We need to admit to the stark realization that being a minority presence as the church in North America is the new norm and will be increasingly so. While the church in North America faces this new reality, we need to remember that the church has always been a minority presence in many places in the world (in places such as those we have listed out in our chapter: Japan, Sri Lanka, Malaysia, Singapore and, yes, even Babylon). The church in these countries has always been a minority presence, sometimes badly treated for it, and yet the church has not only survived, but thrived in such contexts.
Perhaps this is a unique opportunity for Vancouver. As more immigrant Christians come to Vancouver, they bring with them their experience as Christians living in a minority and unprivileged place in society. Many even come from places of persecution and suffering. The Western church has lots it can learn from them.
Moreover, as jook-sings continue to grapple with the complexity of their ethnic identity and Canadian culture, perhaps they can help the Western church discover what it means to provide a faithful witness from a minority culture perspective.
Albert YS Chu is Director of the Centre for Missional Leadership at St. Andrew’s Hall.
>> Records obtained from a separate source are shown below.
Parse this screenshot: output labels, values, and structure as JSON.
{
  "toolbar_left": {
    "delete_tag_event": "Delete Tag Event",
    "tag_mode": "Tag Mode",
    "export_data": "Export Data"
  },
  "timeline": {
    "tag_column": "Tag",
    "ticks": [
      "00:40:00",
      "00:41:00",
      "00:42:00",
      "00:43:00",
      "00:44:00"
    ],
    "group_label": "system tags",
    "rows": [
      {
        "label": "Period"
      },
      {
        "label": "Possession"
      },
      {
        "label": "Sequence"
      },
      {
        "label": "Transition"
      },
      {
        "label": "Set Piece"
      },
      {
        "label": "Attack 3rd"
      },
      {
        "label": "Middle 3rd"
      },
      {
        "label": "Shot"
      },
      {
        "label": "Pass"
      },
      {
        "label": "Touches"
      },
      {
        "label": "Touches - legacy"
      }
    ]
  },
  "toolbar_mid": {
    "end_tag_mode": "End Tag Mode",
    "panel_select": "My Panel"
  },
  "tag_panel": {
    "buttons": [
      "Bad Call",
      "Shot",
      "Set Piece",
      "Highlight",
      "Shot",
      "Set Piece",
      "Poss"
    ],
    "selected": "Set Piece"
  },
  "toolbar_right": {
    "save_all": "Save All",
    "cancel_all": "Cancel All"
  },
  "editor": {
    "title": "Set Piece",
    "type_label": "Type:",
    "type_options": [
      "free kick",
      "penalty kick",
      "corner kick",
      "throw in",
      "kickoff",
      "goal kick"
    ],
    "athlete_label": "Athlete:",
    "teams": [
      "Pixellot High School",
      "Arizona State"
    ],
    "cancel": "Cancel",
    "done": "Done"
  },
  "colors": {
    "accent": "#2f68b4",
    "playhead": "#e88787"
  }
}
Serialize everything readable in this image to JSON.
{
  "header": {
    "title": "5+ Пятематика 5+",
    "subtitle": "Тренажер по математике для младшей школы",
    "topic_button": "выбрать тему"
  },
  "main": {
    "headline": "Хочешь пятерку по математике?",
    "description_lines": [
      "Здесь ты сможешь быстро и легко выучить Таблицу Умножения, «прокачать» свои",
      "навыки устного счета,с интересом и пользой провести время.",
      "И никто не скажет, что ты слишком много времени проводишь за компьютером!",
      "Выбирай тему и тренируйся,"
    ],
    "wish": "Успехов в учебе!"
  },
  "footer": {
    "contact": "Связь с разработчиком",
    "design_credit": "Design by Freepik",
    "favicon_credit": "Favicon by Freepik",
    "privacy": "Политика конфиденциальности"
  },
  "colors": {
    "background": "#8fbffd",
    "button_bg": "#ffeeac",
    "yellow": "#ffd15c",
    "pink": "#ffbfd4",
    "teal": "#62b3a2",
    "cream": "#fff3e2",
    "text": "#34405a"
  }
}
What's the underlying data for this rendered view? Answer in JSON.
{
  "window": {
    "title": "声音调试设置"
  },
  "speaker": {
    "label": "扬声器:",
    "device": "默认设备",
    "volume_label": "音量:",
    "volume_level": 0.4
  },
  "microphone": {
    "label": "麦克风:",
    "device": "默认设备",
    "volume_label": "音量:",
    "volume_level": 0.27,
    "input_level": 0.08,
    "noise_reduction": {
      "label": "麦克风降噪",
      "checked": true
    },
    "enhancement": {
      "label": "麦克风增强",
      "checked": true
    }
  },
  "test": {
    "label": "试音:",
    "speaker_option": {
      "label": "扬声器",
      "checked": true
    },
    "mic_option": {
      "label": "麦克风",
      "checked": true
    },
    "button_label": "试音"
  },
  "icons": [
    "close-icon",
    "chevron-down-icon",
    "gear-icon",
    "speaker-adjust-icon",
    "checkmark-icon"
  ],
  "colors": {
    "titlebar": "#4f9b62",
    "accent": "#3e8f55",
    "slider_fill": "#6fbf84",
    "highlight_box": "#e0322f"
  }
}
He is also the Lead Pastor of the Tapestry Church, a multi-campus church in the Lower Mainland.
Asian Canadian Christians are a special group; more generally, those of us Christians who come here from, or have lived extensively in, a different culture comprise a unique group, of which Asian Christians are a part.
In my own case, I was born and raised in Vancouver, but lived for 21 years in Japan before returning here with my family for our children’s high school and post-secondary education. I was looking forward to coming back, particularly to meeting Canadians who, like me, were born and raised here. The result? Awkward!
As a Christian, and as a person who’d lived extensively overseas, I realized I had become very different from the people around whom I’d grown up. Although with my homegrown west coast Canadian culture, I never became Japanese, I was no longer really Canadian either as I’d come to view the world from a more international perspective, like many I’d met and worked with in Japan. I was neither Canadian nor Japanese, but, as Jotaro said, found my core identity in Christ, and it has been with Christians here in Metro Vancouver that I have found my relational comfort zone, and that is a good thing.
At the same time, I think we need to be very prayerful and patient engaging the surrounding culture: it has values very different from those in scripture, and my experience is that connecting with people who hold to those values can be a challenge.
Critical race theory in our secular universities, and cancel culture in the public sphere, have not been kind to those who are seen as not fitting in. White social conservatives are one such group, and white Canadian Christians are lumped in with them in that eyes of some.
We are called in Romans 12 to be “at peace with all people,” the caveat being “so far as it depends on us.” It is not easy for some in the general culture to be at peace with us. They recognize us as having a different ‘citizenship,’ so to speak, which indeed is true. That citizenship, its king, and and our co-citizens, are our support.